> [Dataset]:
• • • • • • •

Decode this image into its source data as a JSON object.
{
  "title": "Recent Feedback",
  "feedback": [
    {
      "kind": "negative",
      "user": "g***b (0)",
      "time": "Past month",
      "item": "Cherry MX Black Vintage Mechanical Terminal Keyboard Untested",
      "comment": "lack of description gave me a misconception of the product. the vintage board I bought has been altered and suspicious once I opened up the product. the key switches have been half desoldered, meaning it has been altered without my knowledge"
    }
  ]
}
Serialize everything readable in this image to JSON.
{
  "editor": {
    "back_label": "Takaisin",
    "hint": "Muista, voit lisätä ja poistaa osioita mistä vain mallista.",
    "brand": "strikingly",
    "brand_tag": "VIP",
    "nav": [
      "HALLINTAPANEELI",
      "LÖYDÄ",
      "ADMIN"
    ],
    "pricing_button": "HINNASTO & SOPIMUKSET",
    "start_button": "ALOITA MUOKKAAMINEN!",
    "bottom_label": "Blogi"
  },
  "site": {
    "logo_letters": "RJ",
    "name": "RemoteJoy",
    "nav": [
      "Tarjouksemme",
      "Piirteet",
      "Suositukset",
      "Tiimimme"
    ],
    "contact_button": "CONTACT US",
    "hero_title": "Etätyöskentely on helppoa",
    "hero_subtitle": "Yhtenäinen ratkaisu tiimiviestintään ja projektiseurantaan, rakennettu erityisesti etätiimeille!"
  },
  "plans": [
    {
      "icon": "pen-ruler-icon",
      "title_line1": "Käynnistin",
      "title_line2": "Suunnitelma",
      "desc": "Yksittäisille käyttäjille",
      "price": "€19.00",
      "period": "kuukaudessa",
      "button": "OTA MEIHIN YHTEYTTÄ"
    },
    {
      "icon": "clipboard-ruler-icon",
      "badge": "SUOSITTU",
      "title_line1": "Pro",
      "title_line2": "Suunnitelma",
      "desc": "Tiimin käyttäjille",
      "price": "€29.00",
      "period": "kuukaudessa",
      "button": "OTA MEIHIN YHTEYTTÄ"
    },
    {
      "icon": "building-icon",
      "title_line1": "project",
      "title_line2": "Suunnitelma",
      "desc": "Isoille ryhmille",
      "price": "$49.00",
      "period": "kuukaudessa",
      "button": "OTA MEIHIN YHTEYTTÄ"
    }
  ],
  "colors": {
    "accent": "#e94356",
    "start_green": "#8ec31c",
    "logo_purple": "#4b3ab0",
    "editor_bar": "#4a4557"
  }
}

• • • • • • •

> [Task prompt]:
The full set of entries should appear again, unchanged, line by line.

> [Result below]:
Decode this image into its source data as a JSON object.
{
  "title": "Recent Feedback",
  "feedback": [
    {
      "kind": "negative",
      "user": "g***b (0)",
      "time": "Past month",
      "item": "Cherry MX Black Vintage Mechanical Terminal Keyboard Untested",
      "comment": "lack of description gave me a misconception of the product. the vintage board I bought has been altered and suspicious once I opened up the product. the key switches have been half desoldered, meaning it has been altered without my knowledge"
    }
  ]
}
Serialize everything readable in this image to JSON.
{
  "editor": {
    "back_label": "Takaisin",
    "hint": "Muista, voit lisätä ja poistaa osioita mistä vain mallista.",
    "brand": "strikingly",
    "brand_tag": "VIP",
    "nav": [
      "HALLINTAPANEELI",
      "LÖYDÄ",
      "ADMIN"
    ],
    "pricing_button": "HINNASTO & SOPIMUKSET",
    "start_button": "ALOITA MUOKKAAMINEN!",
    "bottom_label": "Blogi"
  },
  "site": {
    "logo_letters": "RJ",
    "name": "RemoteJoy",
    "nav": [
      "Tarjouksemme",
      "Piirteet",
      "Suositukset",
      "Tiimimme"
    ],
    "contact_button": "CONTACT US",
    "hero_title": "Etätyöskentely on helppoa",
    "hero_subtitle": "Yhtenäinen ratkaisu tiimiviestintään ja projektiseurantaan, rakennettu erityisesti etätiimeille!"
  },
  "plans": [
    {
      "icon": "pen-ruler-icon",
      "title_line1": "Käynnistin",
      "title_line2": "Suunnitelma",
      "desc": "Yksittäisille käyttäjille",
      "price": "€19.00",
      "period": "kuukaudessa",
      "button": "OTA MEIHIN YHTEYTTÄ"
    },
    {
      "icon": "clipboard-ruler-icon",
      "badge": "SUOSITTU",
      "title_line1": "Pro",
      "title_line2": "Suunnitelma",
      "desc": "Tiimin käyttäjille",
      "price": "€29.00",
      "period": "kuukaudessa",
      "button": "OTA MEIHIN YHTEYTTÄ"
    },
    {
      "icon": "building-icon",
      "title_line1": "project",
      "title_line2": "Suunnitelma",
      "desc": "Isoille ryhmille",
      "price": "$49.00",
      "period": "kuukaudessa",
      "button": "OTA MEIHIN YHTEYTTÄ"
    }
  ],
  "colors": {
    "accent": "#e94356",
    "start_green": "#8ec31c",
    "logo_purple": "#4b3ab0",
    "editor_bar": "#4a4557"
  }
}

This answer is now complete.